The Father of Constitution and Bill of Rights, James Madison, believed on the fact that the essence of faction does not only dwell on the literal meaning of such but with the analysis of its occurrence and effectiveness in curing the sickness of selfish interests shifting it to a deeper sense of passion and adversity in fulfilling the rights of the Nation. His enthusiasm in federalism justified the beauty of faction will not only benefit the immediate but including the next generation.
Madison, as a man armed with a forceful power of debating, stressed that the rise of circumstances in any law made is inevitable, the purpose of having law makers is to analyze the pros and cons of the act and pay more attention on eliminating pessimistic effects of such. Although his stand on the view of Federalism was too risky as assessed by the opposing body, he had blatantly elaborated optimistic analysis upon the utilization of faction in building a humane society by triggering the impulses of people to dwell more in serene participation and healthy competition to eradicate selfish interests of domineering groups.
Madison’s way of embarking the constitution to a complicated yet effectual treatment to the diseases of inequity and imperialism through the help of faction, paved an amorous result in today’s contemporary society. Rationality of humans is beyond doubt focused towards the development of their country’s economic, political and social stability through the advances in the arm of legislation.
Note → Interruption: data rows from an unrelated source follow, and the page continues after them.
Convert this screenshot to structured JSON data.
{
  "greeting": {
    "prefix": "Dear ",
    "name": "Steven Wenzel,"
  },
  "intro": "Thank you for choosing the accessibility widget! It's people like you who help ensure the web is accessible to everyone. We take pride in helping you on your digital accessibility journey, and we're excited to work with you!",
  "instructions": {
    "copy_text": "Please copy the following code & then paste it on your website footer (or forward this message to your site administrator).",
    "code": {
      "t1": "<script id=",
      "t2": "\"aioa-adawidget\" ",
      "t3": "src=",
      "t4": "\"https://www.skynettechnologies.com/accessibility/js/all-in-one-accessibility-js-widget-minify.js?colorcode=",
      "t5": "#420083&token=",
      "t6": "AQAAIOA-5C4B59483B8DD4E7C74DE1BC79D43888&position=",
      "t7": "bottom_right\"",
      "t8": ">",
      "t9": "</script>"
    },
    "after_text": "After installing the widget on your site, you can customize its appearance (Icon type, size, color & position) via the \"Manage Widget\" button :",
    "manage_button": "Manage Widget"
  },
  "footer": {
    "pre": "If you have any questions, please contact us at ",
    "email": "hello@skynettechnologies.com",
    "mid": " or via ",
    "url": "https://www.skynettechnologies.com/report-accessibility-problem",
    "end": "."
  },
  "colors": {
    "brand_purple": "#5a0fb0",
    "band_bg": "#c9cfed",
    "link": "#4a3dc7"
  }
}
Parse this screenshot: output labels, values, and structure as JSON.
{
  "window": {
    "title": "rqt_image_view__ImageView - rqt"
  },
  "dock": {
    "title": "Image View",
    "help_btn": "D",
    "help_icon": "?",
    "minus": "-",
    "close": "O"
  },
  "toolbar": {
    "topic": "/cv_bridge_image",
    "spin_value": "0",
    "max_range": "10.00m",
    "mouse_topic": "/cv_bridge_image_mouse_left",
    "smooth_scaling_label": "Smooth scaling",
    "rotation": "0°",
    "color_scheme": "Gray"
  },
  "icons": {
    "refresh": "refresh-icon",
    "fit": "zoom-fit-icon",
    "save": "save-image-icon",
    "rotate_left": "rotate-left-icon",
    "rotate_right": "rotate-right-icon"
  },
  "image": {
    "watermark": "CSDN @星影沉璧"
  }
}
Convention, United States Constitutional, James Madison, and Adrienne Koch. Notes of Debates in the Federal Convention of 1787 Reported by James Madison. Reissue ed. New York: W. W. Norton & Company, 1987. Ketcham, Ralph. James Madison: A Biography. Reprint ed. New York: American Political Biography Press, 2003. Madison, James. “The Utility of the Union as a Safeguard against Domestic Faction and Insurrection. ” The Federalist #10: Constitution Society, 1787. Mitchell, Barbara. Father of the Constitution: A Story About James Madison. Trans. Alex Tavoularis. Minneapolis: Carolrhoda Books, 2004.